So, how do we get out of this web of repetition? Do we need to get out of this web of repetition? Am I the only one who notices it?

Creativity is a very difficult thing (trust me, I really understand that), and it’s so easy to hop on the bandwagon when what you’re seeing appears to be working. But I think a true “influencer” is someone who is paving the way. Someone who isn’t influenced by what others are doing, and finds what works for them and is not thinking about the path that’s already well-established.

I’m in no way perfect. I’m also an influenced non-influencer/wannabe-influencer/blogger. Finding what works and creating something different and all your own isn’t easy; taking and strolling down that nicely paved path sounds great when you’re grasping at straws for content and feeling like you’ve got nothing.

We live in an amazing time, that with the push of a button, we can make an impression on people—just look at what Naomi Campbell posted about the Lubavitcher Rebbe on Gimmel Tammuz! That was quite the detour she made from her somewhat set path, and it inspired a lot of people. She didn’t stay “in her lane”. She spoke her truth, and the more people do that, the more we regain what true authenticity is.

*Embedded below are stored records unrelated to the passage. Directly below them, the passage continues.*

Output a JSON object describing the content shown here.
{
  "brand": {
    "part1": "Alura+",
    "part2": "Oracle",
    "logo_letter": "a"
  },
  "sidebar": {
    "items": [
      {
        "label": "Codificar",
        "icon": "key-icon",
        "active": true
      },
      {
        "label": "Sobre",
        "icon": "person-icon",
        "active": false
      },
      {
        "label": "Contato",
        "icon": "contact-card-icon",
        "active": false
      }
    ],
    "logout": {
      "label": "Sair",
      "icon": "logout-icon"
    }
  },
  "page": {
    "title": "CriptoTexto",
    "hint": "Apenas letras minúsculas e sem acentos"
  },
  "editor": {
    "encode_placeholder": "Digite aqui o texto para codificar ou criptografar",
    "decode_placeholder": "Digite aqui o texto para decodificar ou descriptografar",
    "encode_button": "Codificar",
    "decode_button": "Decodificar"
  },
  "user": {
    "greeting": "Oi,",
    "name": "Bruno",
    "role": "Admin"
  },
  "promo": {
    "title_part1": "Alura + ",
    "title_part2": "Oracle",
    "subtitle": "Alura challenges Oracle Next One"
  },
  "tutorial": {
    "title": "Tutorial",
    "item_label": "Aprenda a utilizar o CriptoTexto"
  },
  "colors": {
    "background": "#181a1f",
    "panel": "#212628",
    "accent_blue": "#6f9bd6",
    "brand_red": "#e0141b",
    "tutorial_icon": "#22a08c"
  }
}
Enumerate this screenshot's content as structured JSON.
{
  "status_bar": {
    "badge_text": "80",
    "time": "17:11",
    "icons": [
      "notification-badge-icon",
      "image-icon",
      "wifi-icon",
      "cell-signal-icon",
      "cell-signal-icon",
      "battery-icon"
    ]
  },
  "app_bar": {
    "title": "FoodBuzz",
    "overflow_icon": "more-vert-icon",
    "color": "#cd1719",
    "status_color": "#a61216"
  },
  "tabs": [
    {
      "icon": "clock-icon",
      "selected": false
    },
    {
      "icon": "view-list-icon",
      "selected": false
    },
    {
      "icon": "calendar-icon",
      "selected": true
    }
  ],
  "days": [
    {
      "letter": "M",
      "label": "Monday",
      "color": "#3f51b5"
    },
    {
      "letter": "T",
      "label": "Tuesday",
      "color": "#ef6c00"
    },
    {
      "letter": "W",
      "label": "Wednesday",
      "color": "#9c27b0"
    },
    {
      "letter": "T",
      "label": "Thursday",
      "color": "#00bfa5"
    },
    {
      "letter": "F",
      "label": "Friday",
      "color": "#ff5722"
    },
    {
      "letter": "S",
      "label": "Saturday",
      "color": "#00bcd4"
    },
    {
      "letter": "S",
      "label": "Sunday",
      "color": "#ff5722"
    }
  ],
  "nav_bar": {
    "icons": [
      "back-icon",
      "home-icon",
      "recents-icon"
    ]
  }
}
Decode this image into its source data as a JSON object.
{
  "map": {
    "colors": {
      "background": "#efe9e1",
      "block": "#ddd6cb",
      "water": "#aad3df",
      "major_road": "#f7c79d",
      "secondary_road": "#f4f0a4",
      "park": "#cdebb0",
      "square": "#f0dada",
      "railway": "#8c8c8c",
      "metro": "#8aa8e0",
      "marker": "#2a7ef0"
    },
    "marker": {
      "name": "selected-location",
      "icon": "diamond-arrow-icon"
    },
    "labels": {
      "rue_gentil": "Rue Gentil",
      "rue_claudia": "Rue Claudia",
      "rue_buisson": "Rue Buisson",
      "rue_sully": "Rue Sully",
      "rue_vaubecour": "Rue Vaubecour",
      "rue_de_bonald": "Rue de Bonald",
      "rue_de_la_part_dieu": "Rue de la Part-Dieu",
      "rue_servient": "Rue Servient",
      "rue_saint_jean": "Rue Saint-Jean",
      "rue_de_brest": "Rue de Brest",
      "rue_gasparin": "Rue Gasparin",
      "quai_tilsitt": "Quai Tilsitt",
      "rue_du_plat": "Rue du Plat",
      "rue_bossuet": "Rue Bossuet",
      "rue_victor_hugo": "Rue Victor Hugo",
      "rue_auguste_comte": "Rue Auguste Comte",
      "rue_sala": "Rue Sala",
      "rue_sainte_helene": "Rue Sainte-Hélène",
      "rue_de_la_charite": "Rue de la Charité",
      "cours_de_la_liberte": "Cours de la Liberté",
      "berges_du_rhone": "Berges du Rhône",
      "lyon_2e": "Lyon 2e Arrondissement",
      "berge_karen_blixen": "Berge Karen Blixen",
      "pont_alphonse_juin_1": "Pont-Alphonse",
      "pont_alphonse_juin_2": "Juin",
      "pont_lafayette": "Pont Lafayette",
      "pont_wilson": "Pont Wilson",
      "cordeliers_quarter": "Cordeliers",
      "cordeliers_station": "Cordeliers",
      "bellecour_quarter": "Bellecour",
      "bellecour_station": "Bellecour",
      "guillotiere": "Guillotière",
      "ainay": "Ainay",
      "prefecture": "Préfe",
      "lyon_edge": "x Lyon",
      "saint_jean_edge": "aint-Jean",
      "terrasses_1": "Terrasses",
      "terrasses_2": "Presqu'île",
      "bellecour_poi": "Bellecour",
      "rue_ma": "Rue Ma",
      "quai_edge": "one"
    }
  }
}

The moral of this? Be exactly who you want to be. If that means following along with other influencers, great! They’re doing well, so odds are you will too. But if you don’t want to follow what others are doing, don’t be afraid to do something different. The world is yearning…and ready for fresh new ideas!